Exercise backdating anonymity and online dating
The Bottom Line Although more culprits in the options backdating scandal are likely to emerge, because standards such as Sarbanes-Oxley have been instituted, the assumption is that it will be more difficult for public companies and/or their executives to hide the details of equity compensation plans in the future.
These example sentences are selected automatically from various online news sources to reflect current usage of the word 'backdate.' Views expressed in the examples do not represent the opinion of Merriam-Webster or its editors. In the finance world, backdating usually refers to the practice of changing the dates of option grants to one that is earlier than the actual grant date in order to place a lower exercise price on the options and thus enhance the potential profits from the exercise of those stock options.
Do you ever wish that you could turn back the hands of time?
Some executives have, well, at least when it comes to their stock options.
If the company sets the prices of the options grant well below the market price, they will instantaneously generate an expense, which counts against income.
The backdating concern occurs when the company does not disclose the facts behind the dating of the option.
They also fully disclose this compensation to investors, and deduct the cost of issuing the options from their earnings as they are required to do under the Sarbanes-Oxley Act of 2002.
But, there are also some companies out there that have bent the rules by both hiding the backdating from investors, and also failing to book the grant(s) as an expense against earnings.
In a worst-case scenario, bad press and restatements may be the least of a company's worries.Although the company continues to defend itself against the charges, its stock has dropped by more than 70% between 20. According to a 2005 study by Erik Lie at the University of Iowa, more than 2,000 companies used options backdating in some form to reward their senior executives between 19.In addition to Brocade, several other high profile companies have become embroiled in the backdating scandal as well.(For more information, see .) The executives of companies involved in backdating scandals may also face a host of other penalties from a range of governmental bodies.Among the agencies that could be knocking on the door are the Justice Department (for lying to investors, which is a crime), and the IRS for filing false tax returns.

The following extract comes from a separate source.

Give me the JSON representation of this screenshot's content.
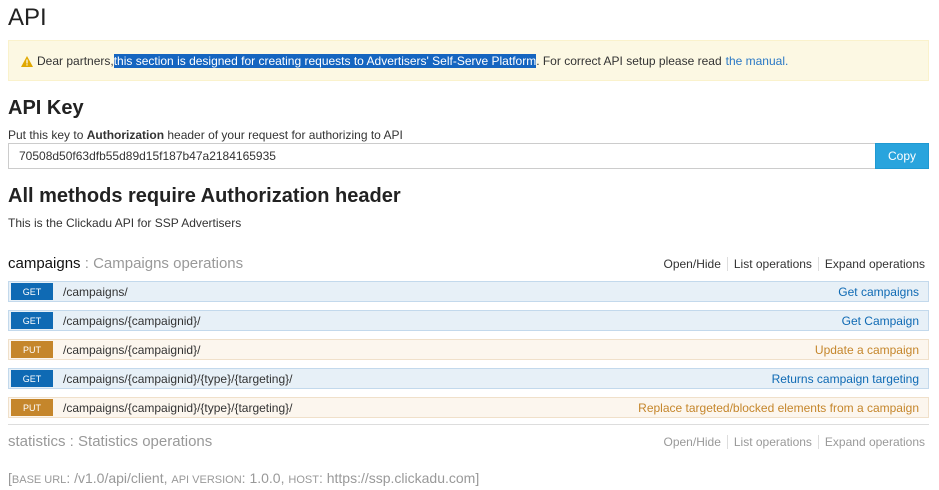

A Real-Life Example A perfect example of what can happen to companies that don't play by the rules can be found in a review of Brocade Communications.